▶ _Instructions to follow_
Exactly what is written in the records below should be returned, minus the images.

▶ _Available records_
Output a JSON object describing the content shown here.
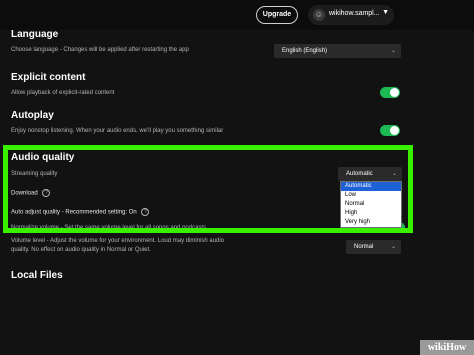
{
  "header": {
    "upgrade_label": "Upgrade",
    "username": "wikihow.sampl...",
    "user_icon": "user-icon",
    "caret_icon": "chevron-down-icon"
  },
  "language": {
    "title": "Language",
    "desc": "Choose language - Changes will be applied after restarting the app",
    "selected": "English (English)"
  },
  "explicit": {
    "title": "Explicit content",
    "desc": "Allow playback of explicit-rated content",
    "enabled": true
  },
  "autoplay": {
    "title": "Autoplay",
    "desc": "Enjoy nonstop listening. When your audio ends, we'll play you something similar",
    "enabled": true
  },
  "audio_quality": {
    "title": "Audio quality",
    "streaming_label": "Streaming quality",
    "streaming_selected": "Automatic",
    "download_label": "Download",
    "auto_adjust_label": "Auto adjust quality - Recommended setting: On",
    "normalize_label": "Normalize volume - Set the same volume level for all songs and podcasts",
    "volume_label_line1": "Volume level - Adjust the volume for your environment. Loud may diminish audio",
    "volume_label_line2": "quality. No effect on audio quality in Normal or Quiet.",
    "volume_selected": "Normal",
    "options": [
      "Automatic",
      "Low",
      "Normal",
      "High",
      "Very high"
    ]
  },
  "local_files": {
    "title": "Local Files"
  },
  "watermark": {
    "wiki": "wiki",
    "how": "How"
  },
  "colors": {
    "highlight": "#39f000",
    "toggle_on": "#1db954",
    "option_selected": "#1e60d6"
  }
}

▶ _Result of the task_
Output a JSON object describing the content shown here.
{
  "header": {
    "upgrade_label": "Upgrade",
    "username": "wikihow.sampl...",
    "user_icon": "user-icon",
    "caret_icon": "chevron-down-icon"
  },
  "language": {
    "title": "Language",
    "desc": "Choose language - Changes will be applied after restarting the app",
    "selected": "English (English)"
  },
  "explicit": {
    "title": "Explicit content",
    "desc": "Allow playback of explicit-rated content",
    "enabled": true
  },
  "autoplay": {
    "title": "Autoplay",
    "desc": "Enjoy nonstop listening. When your audio ends, we'll play you something similar",
    "enabled": true
  },
  "audio_quality": {
    "title": "Audio quality",
    "streaming_label": "Streaming quality",
    "streaming_selected": "Automatic",
    "download_label": "Download",
    "auto_adjust_label": "Auto adjust quality - Recommended setting: On",
    "normalize_label": "Normalize volume - Set the same volume level for all songs and podcasts",
    "volume_label_line1": "Volume level - Adjust the volume for your environment. Loud may diminish audio",
    "volume_label_line2": "quality. No effect on audio quality in Normal or Quiet.",
    "volume_selected": "Normal",
    "options": [
      "Automatic",
      "Low",
      "Normal",
      "High",
      "Very high"
    ]
  },
  "local_files": {
    "title": "Local Files"
  },
  "watermark": {
    "wiki": "wiki",
    "how": "How"
  },
  "colors": {
    "highlight": "#39f000",
    "toggle_on": "#1db954",
    "option_selected": "#1e60d6"
  }
}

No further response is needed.